Valentines from Devere
Unlike popular understanding, science is based more on a process of probability than pure evidence. History is not really any different. While no one knows for absolute certainty, the general thought is Shakespeare wrote Shakespeare. But when you bring in the process of probability instead of evidence or fact (Shaksper = Shakespeare), the authorship question tilts as far away from Shakespeare as it can get.
Based on probability, I find it very difficult to believe an uneducated man who could barely sign his own name, never traveled outside England, and never came into contact with the royal court, could have written plays with such poetic precision about the royal court both within England and in faraway lands.
The plays are one thing; the sonnets are an entirely different animal. When you know about Edward Devere’s life, once again the probability of him writing these little poems is pretty easy to see. Shaksper-on-Avon? The probability isn’t even close.

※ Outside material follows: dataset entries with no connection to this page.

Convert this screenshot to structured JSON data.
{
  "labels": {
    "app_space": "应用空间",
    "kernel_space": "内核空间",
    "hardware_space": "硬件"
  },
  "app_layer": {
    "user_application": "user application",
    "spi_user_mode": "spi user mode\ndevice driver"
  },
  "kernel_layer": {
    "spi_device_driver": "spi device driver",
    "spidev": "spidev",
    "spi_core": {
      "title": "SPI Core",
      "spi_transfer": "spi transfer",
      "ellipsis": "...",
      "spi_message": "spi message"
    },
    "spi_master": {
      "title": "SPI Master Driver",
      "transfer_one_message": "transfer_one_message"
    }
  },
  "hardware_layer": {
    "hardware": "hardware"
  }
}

These poems of love are a testiment to the author’s against-all-odds struggle for a relationship with whomever they were written for. And it is this unknowable — the person they are directed to — that keeps the authorship debate going.
I am not even going to try to list the pros and cons about the entire debate. That is entirely beyond the scope of this post. But the debate is quite dramatic, which fits well with the works of the author. De Vere lived quite the dramatic life. Shakesper, to an extent yes, but not so much.
I am an Oxfordian (one who believes De Vere is the true author), and quite a fan of William Shakespeare. I have not read very many sonnets. Quite a few, actually. But they are quite the collection of Valentines. Somebody was definitely loved by a man very capable of loving. And writing. To the recipient of such feelings, whoever they may be, Happy Valentine’s Day!